Data records for software interfaces:
↓↓↓
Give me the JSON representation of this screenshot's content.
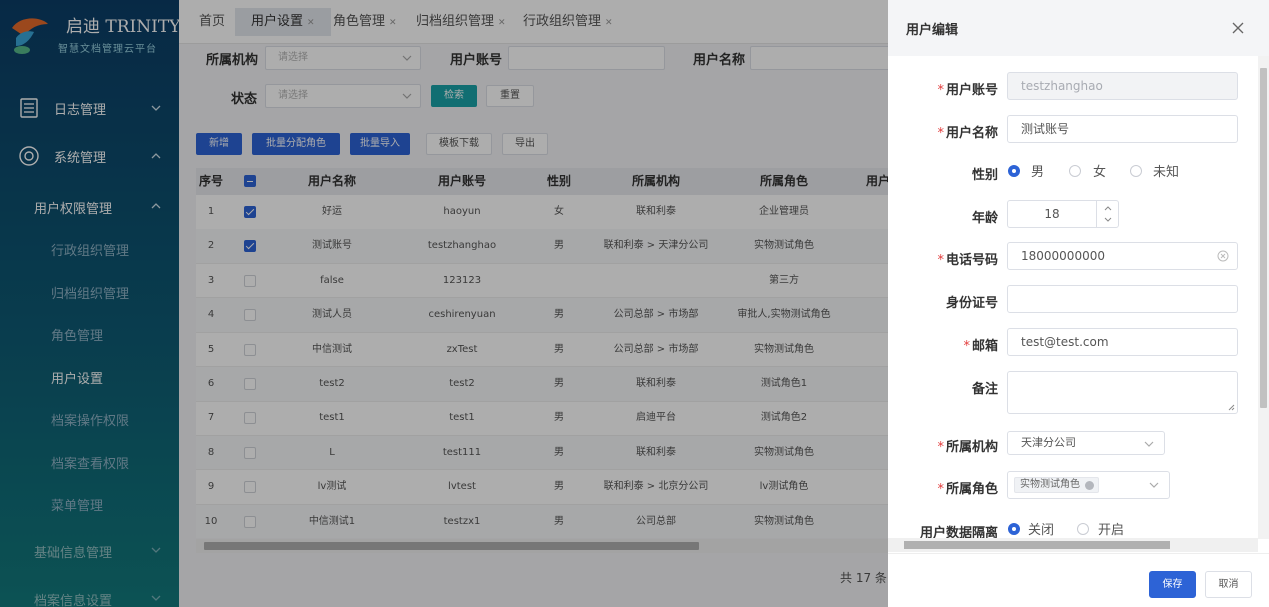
{
  "brand": {
    "name": "启迪 TRINITY",
    "subtitle": "智慧文档管理云平台"
  },
  "sidebar": {
    "items": [
      {
        "label": "日志管理",
        "icon": "list-icon"
      },
      {
        "label": "系统管理",
        "icon": "target-icon"
      }
    ],
    "section_user": "用户权限管理",
    "sub_items": [
      "行政组织管理",
      "归档组织管理",
      "角色管理",
      "用户设置",
      "档案操作权限",
      "档案查看权限",
      "菜单管理"
    ],
    "active_sub": "用户设置",
    "bottom_sections": [
      "基础信息管理",
      "档案信息设置"
    ]
  },
  "tabs": [
    {
      "label": "首页",
      "closable": false
    },
    {
      "label": "用户设置",
      "closable": true
    },
    {
      "label": "角色管理",
      "closable": true
    },
    {
      "label": "归档组织管理",
      "closable": true
    },
    {
      "label": "行政组织管理",
      "closable": true
    }
  ],
  "filters": {
    "org_label": "所属机构",
    "org_placeholder": "请选择",
    "account_label": "用户账号",
    "username_label": "用户名称",
    "status_label": "状态",
    "status_placeholder": "请选择",
    "search_btn": "检索",
    "reset_btn": "重置"
  },
  "toolbar": {
    "add": "新增",
    "assign_roles": "批量分配角色",
    "import": "批量导入",
    "template": "模板下载",
    "export": "导出"
  },
  "table": {
    "columns": [
      "序号",
      "用户名称",
      "用户账号",
      "性别",
      "所属机构",
      "所属角色",
      "用户"
    ],
    "rows": [
      {
        "no": "1",
        "checked": true,
        "name": "好运",
        "account": "haoyun",
        "gender": "女",
        "org": "联和利泰",
        "role": "企业管理员"
      },
      {
        "no": "2",
        "checked": true,
        "name": "测试账号",
        "account": "testzhanghao",
        "gender": "男",
        "org": "联和利泰 > 天津分公司",
        "role": "实物测试角色"
      },
      {
        "no": "3",
        "checked": false,
        "name": "false",
        "account": "123123",
        "gender": "",
        "org": "",
        "role": "第三方"
      },
      {
        "no": "4",
        "checked": false,
        "name": "测试人员",
        "account": "ceshirenyuan",
        "gender": "男",
        "org": "公司总部 > 市场部",
        "role": "审批人,实物测试角色"
      },
      {
        "no": "5",
        "checked": false,
        "name": "中信测试",
        "account": "zxTest",
        "gender": "男",
        "org": "公司总部 > 市场部",
        "role": "实物测试角色"
      },
      {
        "no": "6",
        "checked": false,
        "name": "test2",
        "account": "test2",
        "gender": "男",
        "org": "联和利泰",
        "role": "测试角色1"
      },
      {
        "no": "7",
        "checked": false,
        "name": "test1",
        "account": "test1",
        "gender": "男",
        "org": "启迪平台",
        "role": "测试角色2"
      },
      {
        "no": "8",
        "checked": false,
        "name": "L",
        "account": "test111",
        "gender": "男",
        "org": "联和利泰",
        "role": "实物测试角色"
      },
      {
        "no": "9",
        "checked": false,
        "name": "lv测试",
        "account": "lvtest",
        "gender": "男",
        "org": "联和利泰 > 北京分公司",
        "role": "lv测试角色"
      },
      {
        "no": "10",
        "checked": false,
        "name": "中信测试1",
        "account": "testzx1",
        "gender": "男",
        "org": "公司总部",
        "role": "实物测试角色"
      }
    ],
    "total": "共 17 条"
  },
  "drawer": {
    "title": "用户编辑",
    "fields": {
      "account": {
        "label": "用户账号",
        "value": "testzhanghao"
      },
      "name": {
        "label": "用户名称",
        "value": "测试账号"
      },
      "gender": {
        "label": "性别",
        "options": [
          "男",
          "女",
          "未知"
        ],
        "selected": "男"
      },
      "age": {
        "label": "年龄",
        "value": "18"
      },
      "phone": {
        "label": "电话号码",
        "value": "18000000000"
      },
      "idcard": {
        "label": "身份证号",
        "value": ""
      },
      "email": {
        "label": "邮箱",
        "value": "test@test.com"
      },
      "remark": {
        "label": "备注",
        "value": ""
      },
      "org": {
        "label": "所属机构",
        "value": "天津分公司"
      },
      "role": {
        "label": "所属角色",
        "tag": "实物测试角色"
      },
      "isolation": {
        "label": "用户数据隔离",
        "options": [
          "关闭",
          "开启"
        ],
        "selected": "关闭"
      }
    },
    "save": "保存",
    "cancel": "取消"
  },
  "colors": {
    "primary": "#2d63d6",
    "teal": "#1aa3a8",
    "sidebar": "#0b3d66",
    "required": "#e23b3b"
  }
}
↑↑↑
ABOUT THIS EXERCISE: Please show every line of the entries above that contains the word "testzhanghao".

YOUR SOLUTION:
        "account": "testzhanghao",
        "value": "testzhanghao"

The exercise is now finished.